_Task description:_
Pictures excluded, return every entry exactly, please.

Data records for software interfaces
»»

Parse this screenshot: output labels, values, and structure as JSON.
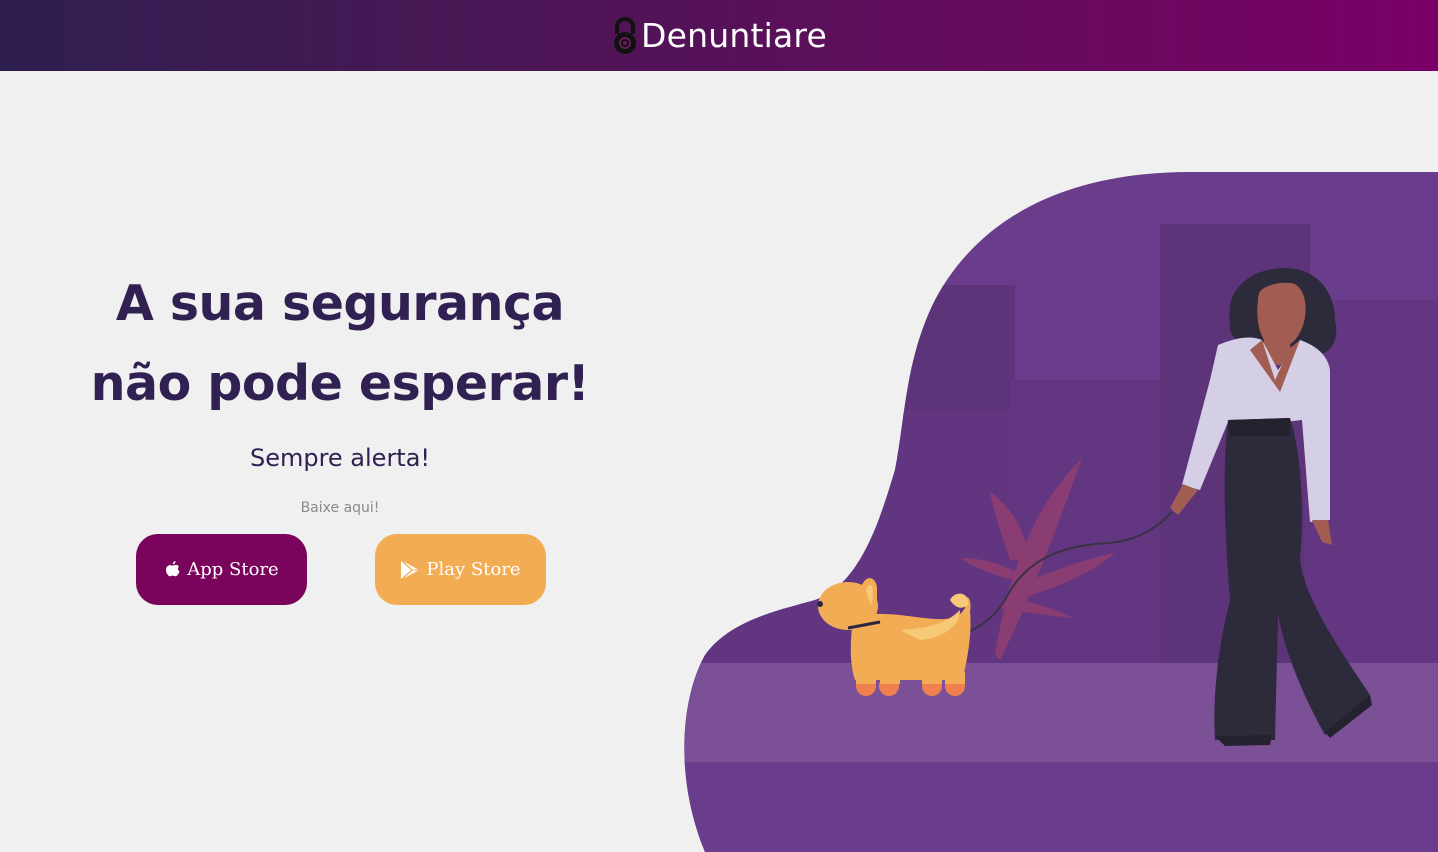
{
  "header": {
    "brand_name": "Denuntiare",
    "logo_icon": "padlock-icon",
    "gradient": [
      "#2e1f50",
      "#7a0068"
    ]
  },
  "hero": {
    "title_line1": "A sua segurança",
    "title_line2": "não pode esperar!",
    "tagline": "Sempre alerta!",
    "download_label": "Baixe aqui!",
    "text_color": "#312052"
  },
  "stores": {
    "appstore": {
      "label": "App Store",
      "icon": "apple-icon",
      "color": "#7a045c"
    },
    "playstore": {
      "label": "Play Store",
      "icon": "play-store-icon",
      "color": "#f2ac54"
    }
  },
  "illustration": {
    "subject": "woman-walking-dog",
    "background_color": "#6a3b8c"
  }
}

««

_Answer to the exercise:_
Parse this screenshot: output labels, values, and structure as JSON.
{
  "header": {
    "brand_name": "Denuntiare",
    "logo_icon": "padlock-icon",
    "gradient": [
      "#2e1f50",
      "#7a0068"
    ]
  },
  "hero": {
    "title_line1": "A sua segurança",
    "title_line2": "não pode esperar!",
    "tagline": "Sempre alerta!",
    "download_label": "Baixe aqui!",
    "text_color": "#312052"
  },
  "stores": {
    "appstore": {
      "label": "App Store",
      "icon": "apple-icon",
      "color": "#7a045c"
    },
    "playstore": {
      "label": "Play Store",
      "icon": "play-store-icon",
      "color": "#f2ac54"
    }
  },
  "illustration": {
    "subject": "woman-walking-dog",
    "background_color": "#6a3b8c"
  }
}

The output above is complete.